** EXERCISE MATERIAL follows **

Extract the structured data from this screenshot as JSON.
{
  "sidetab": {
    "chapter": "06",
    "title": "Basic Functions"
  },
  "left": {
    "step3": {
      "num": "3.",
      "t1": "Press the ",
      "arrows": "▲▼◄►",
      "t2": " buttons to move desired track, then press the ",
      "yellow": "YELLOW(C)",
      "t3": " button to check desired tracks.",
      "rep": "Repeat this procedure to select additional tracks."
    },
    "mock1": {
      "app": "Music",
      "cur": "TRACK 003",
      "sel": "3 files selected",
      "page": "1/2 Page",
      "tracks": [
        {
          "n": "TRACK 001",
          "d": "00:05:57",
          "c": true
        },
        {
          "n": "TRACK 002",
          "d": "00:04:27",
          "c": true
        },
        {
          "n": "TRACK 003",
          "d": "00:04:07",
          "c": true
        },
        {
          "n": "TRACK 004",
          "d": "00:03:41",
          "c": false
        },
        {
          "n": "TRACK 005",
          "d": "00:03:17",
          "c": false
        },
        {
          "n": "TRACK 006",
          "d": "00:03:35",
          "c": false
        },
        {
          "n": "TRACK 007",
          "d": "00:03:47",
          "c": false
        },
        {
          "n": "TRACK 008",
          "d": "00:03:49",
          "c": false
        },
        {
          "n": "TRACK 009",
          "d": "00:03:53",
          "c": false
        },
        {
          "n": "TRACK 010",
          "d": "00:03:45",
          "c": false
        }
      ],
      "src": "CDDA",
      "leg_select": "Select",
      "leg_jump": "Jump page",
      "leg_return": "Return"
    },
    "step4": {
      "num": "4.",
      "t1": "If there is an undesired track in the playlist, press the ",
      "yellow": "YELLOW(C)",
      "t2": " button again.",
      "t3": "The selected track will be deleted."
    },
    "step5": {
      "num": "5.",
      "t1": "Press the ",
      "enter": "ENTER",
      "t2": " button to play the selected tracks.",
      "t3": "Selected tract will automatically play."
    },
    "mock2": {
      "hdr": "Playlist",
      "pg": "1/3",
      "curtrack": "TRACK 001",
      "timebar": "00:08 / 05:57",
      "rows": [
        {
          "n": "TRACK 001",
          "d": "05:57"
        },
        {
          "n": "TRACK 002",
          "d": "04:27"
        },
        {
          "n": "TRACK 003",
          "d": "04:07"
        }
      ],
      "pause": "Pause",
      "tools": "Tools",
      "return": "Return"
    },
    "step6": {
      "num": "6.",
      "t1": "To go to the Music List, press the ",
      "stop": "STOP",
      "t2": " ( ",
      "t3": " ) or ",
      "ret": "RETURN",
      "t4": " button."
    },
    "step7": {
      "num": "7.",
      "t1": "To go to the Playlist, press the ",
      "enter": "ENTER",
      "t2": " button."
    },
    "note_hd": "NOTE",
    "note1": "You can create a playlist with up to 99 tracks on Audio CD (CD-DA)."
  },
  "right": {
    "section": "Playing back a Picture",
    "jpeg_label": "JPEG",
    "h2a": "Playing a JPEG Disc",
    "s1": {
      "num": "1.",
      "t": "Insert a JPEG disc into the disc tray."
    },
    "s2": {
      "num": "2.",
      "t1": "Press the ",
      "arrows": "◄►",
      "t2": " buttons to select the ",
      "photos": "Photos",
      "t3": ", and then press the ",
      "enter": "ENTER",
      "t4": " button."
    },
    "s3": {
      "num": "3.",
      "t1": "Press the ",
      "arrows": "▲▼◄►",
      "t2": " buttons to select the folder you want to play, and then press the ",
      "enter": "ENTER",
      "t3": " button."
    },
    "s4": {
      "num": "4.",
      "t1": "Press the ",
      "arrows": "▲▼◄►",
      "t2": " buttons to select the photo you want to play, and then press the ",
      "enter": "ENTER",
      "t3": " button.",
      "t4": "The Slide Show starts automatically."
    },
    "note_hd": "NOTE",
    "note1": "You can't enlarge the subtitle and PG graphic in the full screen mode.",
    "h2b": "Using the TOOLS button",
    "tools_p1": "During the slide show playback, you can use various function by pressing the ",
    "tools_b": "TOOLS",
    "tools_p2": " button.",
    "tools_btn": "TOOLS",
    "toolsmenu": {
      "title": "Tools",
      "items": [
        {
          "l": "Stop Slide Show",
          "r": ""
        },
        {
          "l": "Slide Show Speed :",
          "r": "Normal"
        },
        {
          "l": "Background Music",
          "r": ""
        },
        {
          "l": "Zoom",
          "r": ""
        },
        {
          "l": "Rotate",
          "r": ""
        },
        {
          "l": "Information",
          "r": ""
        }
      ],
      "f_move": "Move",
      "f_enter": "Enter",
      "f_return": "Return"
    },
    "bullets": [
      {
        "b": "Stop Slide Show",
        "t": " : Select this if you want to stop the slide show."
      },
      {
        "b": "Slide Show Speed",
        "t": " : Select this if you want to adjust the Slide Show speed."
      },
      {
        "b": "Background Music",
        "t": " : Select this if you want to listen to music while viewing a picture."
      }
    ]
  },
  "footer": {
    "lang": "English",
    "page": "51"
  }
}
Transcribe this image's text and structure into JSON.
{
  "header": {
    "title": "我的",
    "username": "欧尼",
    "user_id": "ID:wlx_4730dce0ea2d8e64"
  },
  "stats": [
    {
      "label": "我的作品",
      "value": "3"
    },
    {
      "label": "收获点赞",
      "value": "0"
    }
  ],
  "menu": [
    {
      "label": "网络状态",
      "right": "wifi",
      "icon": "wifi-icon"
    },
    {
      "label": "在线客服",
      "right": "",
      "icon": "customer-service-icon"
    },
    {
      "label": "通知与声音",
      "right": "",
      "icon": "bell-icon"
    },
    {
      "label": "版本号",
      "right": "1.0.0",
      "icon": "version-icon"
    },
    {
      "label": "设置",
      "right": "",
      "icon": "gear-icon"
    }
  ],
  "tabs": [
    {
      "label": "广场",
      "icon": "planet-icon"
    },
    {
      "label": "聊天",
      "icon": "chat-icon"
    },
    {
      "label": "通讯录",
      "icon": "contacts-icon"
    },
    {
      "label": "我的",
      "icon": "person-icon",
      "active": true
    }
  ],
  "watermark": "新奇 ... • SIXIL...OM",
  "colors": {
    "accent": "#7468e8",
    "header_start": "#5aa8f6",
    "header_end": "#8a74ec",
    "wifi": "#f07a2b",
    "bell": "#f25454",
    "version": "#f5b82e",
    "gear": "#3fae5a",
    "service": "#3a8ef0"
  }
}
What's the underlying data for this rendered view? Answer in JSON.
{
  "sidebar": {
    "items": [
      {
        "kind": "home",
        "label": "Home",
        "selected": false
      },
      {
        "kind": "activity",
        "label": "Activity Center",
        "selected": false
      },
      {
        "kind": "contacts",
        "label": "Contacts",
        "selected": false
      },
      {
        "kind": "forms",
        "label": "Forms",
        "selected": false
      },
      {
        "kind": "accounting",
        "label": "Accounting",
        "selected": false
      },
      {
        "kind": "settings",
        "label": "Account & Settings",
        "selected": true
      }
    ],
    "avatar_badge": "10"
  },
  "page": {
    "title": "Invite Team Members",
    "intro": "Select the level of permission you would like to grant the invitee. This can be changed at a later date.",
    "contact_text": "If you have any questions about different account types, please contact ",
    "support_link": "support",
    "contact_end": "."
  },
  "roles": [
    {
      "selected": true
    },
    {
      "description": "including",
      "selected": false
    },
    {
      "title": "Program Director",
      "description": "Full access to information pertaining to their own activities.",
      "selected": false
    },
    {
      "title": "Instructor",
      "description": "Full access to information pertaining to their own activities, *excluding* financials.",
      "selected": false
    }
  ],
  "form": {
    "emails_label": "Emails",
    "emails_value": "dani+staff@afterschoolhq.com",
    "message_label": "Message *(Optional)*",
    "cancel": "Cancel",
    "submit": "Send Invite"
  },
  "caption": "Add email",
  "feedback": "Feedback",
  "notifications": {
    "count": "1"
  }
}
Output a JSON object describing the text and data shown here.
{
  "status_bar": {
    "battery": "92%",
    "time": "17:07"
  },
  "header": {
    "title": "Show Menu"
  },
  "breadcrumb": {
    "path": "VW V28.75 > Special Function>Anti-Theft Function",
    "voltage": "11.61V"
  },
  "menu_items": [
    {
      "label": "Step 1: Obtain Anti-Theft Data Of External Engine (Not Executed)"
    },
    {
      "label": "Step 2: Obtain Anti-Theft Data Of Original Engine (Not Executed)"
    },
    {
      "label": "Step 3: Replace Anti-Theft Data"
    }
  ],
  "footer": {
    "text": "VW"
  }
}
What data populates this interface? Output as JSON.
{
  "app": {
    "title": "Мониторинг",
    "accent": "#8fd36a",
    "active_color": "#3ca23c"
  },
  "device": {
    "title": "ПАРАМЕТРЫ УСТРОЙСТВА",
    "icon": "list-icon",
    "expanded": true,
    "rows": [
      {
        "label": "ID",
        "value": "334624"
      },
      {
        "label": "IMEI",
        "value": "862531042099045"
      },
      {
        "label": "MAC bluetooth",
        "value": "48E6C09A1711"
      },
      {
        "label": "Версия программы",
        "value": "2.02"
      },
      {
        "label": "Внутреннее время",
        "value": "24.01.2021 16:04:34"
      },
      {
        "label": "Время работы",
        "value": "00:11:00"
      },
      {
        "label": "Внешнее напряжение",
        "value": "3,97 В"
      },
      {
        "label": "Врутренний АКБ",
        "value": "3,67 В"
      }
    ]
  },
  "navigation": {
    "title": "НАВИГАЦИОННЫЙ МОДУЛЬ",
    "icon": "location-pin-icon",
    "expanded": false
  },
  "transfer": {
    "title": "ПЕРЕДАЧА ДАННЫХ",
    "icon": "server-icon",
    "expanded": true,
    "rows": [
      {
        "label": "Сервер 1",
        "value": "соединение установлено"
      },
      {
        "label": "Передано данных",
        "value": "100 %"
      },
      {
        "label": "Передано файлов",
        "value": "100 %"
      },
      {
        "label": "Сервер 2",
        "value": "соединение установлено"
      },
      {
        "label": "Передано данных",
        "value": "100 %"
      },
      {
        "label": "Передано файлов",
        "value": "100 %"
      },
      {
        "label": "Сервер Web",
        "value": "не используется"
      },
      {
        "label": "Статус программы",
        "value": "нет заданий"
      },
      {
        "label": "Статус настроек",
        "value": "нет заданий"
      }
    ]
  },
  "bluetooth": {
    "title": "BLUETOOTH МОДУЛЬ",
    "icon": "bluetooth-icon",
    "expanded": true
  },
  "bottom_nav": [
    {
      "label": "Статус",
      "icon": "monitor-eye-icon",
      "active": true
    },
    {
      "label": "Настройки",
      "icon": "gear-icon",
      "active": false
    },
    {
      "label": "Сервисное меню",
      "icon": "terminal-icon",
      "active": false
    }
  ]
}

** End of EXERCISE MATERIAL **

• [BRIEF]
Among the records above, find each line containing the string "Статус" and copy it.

• [OUTPUT OF THE TASK]
        "label": "Статус программы",
        "label": "Статус настроек",
      "label": "Статус",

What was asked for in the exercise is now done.